And for me, that’s a real shame, because whilst the ‘figuring stuff’ out thing is a big part of Fallout’s appeal, another big part of it is the unique, and genuinely brilliant ways you can create a game based around your own abilities, or even preferences – and if you remove any element of that by hiding too much stuff behind counter-intuitive, almost-impossible-to-figure-out-on-your-own layers of obscurity, you do the game, and its players, a huge disservice, I feel.
As I’ve said before, I’m not necessarily the sharpest sandwich in cutlery draw, so there’s a chance I’ve just been exceptionally stupid here, but a cursory glance at all of the reddits, message boards, blogs etc. with headings like, ‘How the Hell do I……?” suggests it’s not just my own lack of smarts making things overly complicated.
What’s more, given there’s plenty to do in Fallout 4 anyways, I actually feel a little like I’ve been forced to spend a disproportionate amount of time on a lot of stuff I didn’t need to spend quite as much time on, and with just about any other game, that would’ve likely led to distinct feelings of resentment.
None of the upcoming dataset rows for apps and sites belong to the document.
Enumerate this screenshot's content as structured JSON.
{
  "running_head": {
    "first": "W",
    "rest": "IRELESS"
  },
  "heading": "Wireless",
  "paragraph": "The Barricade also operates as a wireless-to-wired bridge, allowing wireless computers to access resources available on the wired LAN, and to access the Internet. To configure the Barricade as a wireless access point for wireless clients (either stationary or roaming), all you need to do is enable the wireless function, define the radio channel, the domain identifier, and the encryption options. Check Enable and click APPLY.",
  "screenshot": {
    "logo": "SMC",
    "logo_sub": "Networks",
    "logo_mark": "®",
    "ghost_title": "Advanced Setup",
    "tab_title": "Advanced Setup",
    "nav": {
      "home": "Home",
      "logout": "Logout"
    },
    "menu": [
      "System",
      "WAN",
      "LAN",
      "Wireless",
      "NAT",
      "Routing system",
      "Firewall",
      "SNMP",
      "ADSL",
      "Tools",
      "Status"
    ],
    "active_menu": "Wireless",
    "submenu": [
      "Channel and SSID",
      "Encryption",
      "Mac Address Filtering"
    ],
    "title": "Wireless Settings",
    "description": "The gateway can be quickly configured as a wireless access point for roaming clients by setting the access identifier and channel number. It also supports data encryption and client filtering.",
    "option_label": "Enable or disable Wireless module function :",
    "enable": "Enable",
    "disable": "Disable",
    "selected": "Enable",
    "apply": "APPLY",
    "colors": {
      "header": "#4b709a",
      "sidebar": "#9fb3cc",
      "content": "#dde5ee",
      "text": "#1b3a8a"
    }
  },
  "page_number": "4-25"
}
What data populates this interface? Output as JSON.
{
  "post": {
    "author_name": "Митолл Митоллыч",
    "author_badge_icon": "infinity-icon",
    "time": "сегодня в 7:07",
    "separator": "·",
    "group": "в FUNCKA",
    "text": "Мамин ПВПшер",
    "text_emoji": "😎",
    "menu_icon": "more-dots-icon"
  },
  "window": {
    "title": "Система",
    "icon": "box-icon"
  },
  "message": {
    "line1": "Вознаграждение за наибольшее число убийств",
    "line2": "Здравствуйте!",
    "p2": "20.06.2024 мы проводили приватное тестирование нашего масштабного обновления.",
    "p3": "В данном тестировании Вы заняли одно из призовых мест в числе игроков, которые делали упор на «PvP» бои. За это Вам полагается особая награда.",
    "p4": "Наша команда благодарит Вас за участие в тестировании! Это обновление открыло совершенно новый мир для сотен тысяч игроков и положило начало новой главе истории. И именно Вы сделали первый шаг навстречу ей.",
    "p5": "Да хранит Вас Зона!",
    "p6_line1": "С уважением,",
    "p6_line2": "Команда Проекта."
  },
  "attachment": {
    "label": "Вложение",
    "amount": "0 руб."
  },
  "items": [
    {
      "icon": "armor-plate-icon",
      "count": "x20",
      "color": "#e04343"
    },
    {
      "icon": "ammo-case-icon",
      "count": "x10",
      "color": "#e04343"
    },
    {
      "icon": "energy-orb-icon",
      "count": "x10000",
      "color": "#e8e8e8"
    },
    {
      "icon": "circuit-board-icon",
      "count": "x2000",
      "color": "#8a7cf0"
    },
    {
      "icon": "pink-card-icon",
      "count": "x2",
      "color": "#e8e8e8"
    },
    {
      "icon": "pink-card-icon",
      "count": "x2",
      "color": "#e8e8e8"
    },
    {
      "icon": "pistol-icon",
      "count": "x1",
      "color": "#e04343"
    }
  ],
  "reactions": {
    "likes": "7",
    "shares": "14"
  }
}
As it is, Fallout gets a huge degree of latitude from me, but even so, my overriding secondary impressions of Fallout 4 will be of confusion, being somewhat overwhelmed, and even of being prevented from cracking on with some of the stuff I do love about the games.
To be clear, in the Fallout games I’ve always loved the fact that (for example) I’d lose an entire weekend just exploring a given settlement I’d happened across, or whatever, so I’m not just talking about being held back from missions and such, but with Fallout 4, I have lost entire sessions (when I wanted to do a mission) because I had to figure out x, then I’d get told to go help defend settlement y, etc, etc, and that actually detracts from the feeling of going at your own pace, and playing your own, unique game, I think. Add onto that the fact that, sometimes, stuff’s so counter-intuitive – or downright opaque – that you’ve little choice but to pause the game and check the t’internet for an explanation, and it means that whilst I am addicted to Fallout 4 – I’m not quite as absorbed or engaged in it as with FO: 3 and FO: NV, and precisely because it seems to not want to let me be.
Obviously, the Fallout games are a marathon – not a sprint – so as I creep inevitably towards the 250+ total hours played mark – the proportion of time I spent confused, or figuring stuff out will decrease accordingly, but as it stands, my secondary impressions of Fallout 4 will be these exact things. Sure, I’m still loving it, and there are plenty of positives, improvements even – and as I said at the outset, I have just about got the hang of stuff now – but they’ll all have to wait for the Tertiary Impressions piece, and precisely because all my Secondary Time was spent figuring them out.
I do strongly suspect that this will all come to be considered a significant investment in the Bank of Fallout Awesomeness further down the line, and will be totally worth it eventually, but we’ll just have to wait and see. In the meantime, if you’ve got your own hints, tips, tricks, advice – even questions – feel free to mention them in the comments below. As you can see, I need all the help I can get, so in a very real sense, you’ll be helping to reduce my stupid, and I’d be very grateful for that, obviously!